YH: I think that every society needs an element of diversity. Cultural, economic, and social diversity. People who come from different backgrounds and fields of activity. No matter how strong or prosperous society is, we will not evolve if we do not have different opinions. In the area of research, there is a need for collaboration between people, organizations, and countries to continue joint research projects.
Students from NITNC and Kenyan university conduct a demonstration experiment of the livestock feed sorting equipment as a team (in Kenya, 2019). Image via JICA

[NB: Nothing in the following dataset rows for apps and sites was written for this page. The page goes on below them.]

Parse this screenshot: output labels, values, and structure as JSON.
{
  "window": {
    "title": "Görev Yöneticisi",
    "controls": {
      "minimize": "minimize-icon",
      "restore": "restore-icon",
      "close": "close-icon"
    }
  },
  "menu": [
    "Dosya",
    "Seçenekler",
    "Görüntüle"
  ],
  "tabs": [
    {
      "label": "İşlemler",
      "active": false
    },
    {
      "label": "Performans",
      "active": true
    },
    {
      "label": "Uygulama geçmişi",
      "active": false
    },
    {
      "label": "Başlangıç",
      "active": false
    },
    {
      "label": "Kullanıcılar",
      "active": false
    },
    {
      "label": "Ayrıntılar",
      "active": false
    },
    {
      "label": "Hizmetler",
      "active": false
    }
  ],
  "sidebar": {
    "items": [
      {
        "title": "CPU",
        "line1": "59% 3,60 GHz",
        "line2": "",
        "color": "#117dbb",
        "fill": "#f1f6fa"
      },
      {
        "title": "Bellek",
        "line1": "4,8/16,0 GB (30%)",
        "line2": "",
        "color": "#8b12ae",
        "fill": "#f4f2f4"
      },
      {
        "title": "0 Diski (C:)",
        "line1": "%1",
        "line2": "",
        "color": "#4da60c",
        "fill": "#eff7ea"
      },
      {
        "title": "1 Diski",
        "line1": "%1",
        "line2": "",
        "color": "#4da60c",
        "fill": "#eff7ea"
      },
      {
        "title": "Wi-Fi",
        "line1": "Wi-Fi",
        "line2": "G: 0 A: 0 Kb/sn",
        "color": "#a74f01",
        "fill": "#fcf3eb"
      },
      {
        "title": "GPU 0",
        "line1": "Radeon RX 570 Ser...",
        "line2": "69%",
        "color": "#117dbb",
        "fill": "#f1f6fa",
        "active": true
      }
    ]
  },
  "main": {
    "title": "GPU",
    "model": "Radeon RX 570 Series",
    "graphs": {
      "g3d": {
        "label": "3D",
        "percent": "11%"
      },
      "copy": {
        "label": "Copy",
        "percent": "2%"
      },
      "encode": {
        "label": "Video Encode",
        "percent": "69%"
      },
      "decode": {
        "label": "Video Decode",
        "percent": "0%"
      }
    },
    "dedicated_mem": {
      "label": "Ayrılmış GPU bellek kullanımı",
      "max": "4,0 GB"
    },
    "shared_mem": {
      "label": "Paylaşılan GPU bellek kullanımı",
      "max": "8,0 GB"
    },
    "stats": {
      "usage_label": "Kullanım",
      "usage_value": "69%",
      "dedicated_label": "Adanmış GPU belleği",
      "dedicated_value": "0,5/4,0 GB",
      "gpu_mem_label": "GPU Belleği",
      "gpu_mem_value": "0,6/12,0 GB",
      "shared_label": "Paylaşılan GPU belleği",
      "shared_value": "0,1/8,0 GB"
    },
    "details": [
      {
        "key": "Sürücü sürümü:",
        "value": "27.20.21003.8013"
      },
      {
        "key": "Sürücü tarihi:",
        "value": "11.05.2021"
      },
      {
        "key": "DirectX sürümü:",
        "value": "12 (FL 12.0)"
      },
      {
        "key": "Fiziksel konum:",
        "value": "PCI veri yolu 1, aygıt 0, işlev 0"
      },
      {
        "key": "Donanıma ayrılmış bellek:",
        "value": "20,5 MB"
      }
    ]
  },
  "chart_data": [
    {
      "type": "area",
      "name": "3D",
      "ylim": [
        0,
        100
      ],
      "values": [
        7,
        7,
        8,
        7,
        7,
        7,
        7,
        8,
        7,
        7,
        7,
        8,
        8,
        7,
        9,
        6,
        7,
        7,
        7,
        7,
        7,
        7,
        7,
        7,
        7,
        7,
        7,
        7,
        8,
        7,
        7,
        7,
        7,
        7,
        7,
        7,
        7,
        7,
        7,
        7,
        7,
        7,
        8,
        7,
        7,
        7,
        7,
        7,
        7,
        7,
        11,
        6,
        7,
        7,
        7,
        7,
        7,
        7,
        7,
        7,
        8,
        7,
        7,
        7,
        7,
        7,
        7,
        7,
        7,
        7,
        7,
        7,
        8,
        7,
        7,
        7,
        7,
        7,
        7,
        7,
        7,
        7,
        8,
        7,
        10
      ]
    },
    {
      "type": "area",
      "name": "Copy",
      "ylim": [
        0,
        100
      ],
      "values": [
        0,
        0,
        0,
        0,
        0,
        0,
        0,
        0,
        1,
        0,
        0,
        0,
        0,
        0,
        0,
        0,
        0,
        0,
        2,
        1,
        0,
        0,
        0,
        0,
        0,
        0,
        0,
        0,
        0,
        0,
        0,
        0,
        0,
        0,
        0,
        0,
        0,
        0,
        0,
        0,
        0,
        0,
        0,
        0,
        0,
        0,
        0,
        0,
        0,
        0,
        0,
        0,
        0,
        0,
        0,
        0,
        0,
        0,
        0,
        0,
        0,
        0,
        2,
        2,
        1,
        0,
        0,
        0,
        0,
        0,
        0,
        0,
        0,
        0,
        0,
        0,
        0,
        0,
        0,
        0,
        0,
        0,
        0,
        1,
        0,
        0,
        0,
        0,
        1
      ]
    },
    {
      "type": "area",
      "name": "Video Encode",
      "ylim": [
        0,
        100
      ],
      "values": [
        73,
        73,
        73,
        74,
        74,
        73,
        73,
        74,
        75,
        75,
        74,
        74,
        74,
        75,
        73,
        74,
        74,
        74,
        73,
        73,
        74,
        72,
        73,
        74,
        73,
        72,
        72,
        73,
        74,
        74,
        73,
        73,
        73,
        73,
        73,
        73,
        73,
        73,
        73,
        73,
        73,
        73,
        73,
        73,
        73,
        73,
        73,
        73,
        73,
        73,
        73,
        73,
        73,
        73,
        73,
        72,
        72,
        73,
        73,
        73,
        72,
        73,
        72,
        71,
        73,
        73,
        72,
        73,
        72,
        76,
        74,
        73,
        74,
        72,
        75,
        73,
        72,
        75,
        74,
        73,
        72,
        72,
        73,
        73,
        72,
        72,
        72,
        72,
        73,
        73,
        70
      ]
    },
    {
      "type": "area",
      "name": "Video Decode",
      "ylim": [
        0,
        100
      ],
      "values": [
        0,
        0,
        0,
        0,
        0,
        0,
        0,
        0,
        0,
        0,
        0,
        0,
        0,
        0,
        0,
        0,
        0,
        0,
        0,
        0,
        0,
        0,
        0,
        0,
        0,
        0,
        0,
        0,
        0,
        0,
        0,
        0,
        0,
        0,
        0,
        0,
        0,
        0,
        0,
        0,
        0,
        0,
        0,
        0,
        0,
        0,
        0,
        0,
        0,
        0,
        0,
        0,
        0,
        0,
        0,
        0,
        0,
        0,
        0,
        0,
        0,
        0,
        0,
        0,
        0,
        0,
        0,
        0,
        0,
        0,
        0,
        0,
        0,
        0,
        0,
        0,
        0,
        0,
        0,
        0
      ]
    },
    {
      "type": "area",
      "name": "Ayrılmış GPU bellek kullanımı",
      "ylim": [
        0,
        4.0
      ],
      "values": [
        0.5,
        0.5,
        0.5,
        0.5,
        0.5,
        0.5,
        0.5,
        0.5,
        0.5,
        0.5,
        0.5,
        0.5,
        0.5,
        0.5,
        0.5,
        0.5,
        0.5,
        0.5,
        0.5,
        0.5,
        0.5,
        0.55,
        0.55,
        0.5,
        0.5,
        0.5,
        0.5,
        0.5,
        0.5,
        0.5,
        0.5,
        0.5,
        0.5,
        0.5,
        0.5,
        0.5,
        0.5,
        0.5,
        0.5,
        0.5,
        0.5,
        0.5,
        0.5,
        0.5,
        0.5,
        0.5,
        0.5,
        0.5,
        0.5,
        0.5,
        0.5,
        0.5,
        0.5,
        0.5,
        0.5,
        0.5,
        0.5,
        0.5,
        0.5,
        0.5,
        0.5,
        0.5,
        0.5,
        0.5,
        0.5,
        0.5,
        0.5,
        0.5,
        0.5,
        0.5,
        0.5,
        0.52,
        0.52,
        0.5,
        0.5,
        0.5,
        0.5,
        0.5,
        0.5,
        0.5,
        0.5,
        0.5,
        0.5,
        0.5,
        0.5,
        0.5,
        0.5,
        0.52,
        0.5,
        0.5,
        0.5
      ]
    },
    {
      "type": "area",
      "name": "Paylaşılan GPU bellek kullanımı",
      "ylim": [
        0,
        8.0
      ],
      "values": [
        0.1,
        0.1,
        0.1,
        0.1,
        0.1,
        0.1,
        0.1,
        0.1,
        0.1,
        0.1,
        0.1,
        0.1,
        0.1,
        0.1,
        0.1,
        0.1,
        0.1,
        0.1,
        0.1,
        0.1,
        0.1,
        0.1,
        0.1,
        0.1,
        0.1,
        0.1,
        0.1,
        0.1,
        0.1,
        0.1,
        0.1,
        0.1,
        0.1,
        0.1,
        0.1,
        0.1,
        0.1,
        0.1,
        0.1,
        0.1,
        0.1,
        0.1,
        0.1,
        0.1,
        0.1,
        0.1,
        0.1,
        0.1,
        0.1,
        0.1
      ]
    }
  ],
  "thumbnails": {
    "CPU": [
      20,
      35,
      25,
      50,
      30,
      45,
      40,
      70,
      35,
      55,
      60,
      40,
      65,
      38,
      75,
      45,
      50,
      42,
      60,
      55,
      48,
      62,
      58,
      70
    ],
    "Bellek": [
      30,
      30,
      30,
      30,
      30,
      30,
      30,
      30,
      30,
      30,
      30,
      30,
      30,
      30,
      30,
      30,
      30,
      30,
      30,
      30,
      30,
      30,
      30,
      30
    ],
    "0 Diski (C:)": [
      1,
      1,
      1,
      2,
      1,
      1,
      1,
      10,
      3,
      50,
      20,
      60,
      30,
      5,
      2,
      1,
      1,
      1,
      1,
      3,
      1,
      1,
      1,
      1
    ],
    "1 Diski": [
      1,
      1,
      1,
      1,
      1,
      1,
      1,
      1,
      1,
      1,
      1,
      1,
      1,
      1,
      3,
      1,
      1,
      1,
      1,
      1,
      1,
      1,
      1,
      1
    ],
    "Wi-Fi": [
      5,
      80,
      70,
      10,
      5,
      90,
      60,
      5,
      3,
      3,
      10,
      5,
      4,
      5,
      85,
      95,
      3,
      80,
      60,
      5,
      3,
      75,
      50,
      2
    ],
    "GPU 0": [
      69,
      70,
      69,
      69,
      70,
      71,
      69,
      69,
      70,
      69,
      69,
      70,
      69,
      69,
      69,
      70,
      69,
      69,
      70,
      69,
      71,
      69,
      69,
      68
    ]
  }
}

Practitioners and academics from different backgrounds need to work together and interact with domestic and international organizations to create better ideas. Every great invention, product, service, movement, and even nation started as an idea. Yet so many great ideas are overlooked. One primary reason that an idea doesn’t become a reality is that it never gets polished. Take diamonds, for example; you wouldn’t hesitate to kick a small black rock out of your way; it just doesn’t look like much. But what if that rock is cleaned, trimmed, and has every angle strategically crafted to sparkle?
NR: Will you tell us about your academic/professional background prior to your joining JICA? What area of activity did you focus on?
YH: As a Japanese language teacher, I spent much of my time in academia, teaching at the National Institute of Technology (Tokuyama KOSEN) and the Nippon Institute of Technology (NIT). Looking back, I also had the opportunity to be involved in business and to see both areas from different perspectives. I started a business overseas and ran three companies in Cebu Island, Philippines. Spending five years there, I can say that these unique experiences allowed me to do what I like the most- to work and interact with different people and develop my social skills. Coming back to Japan, I am trying to build a bridge between Japanese people and foreigners, cultivate Japanese culture, and help them better integrate into our society.
Attending the Global Understanding Workshop, “ASIA DAY” , 2016, National Institute of Technology, Kure College. Image courtesy of Mr. Hara (second line, 3rd from the right)
Business and International Affairs event at KOSEN. Image courtesy of Mr. Hara
NR: What led you to get interested in JICA?
YH: From a historical point of view, for many years, Japan was an isolated island. Still, today this country and culture can serve as one of the best models for many other Asian and non-Asian countries to follow in their own development. When I started my companies overseas, I had a chance to work with foreign managers and leaders that most Japanese people or organizations don’t have, and I asked myself, “Why is it so amazing to work with foreigners” and “What is a good way to help them”?
So, my interest in helping others and the determination to contribute to building a more socially stable society brought me where I am today. This experience of living in a different country sparked my interest in development cooperation, and I would like to use this experience to create jobs for foreigners in Nagaoka City and make it a global town where foreigners and Japanese people can live together.
Mr. Haga together with his colleagues from Philippines. Image by Mr. Hara
NR: What is the most interesting experience you had while in JICA?
YH: I have joined The Japan International Cooperation Agency (JICA) in May this year, so my personal and professional experience maybe is not yet so rich. Still, one of the most exciting experiences as an associated professor in international affairs and entrepreneurship education at KOSEN was related to the “KOSEN Open Innovation Challenge,” a leading initiative by JICA for college students first held in 2019. This contest aims to utilize the technology and ideas of college students to solve social issues in developing countries and use international cooperation as a place for education.
This initiative, in which Japanese and international students think about the problem of regional revitalization in Japan and seek solutions within the framework of international cooperation, is not only a valuable experience for Japanese and international students to expand their knowledge but also an excellent opportunity to learn about cultural differences, make new connections and contribute to the development of the international community.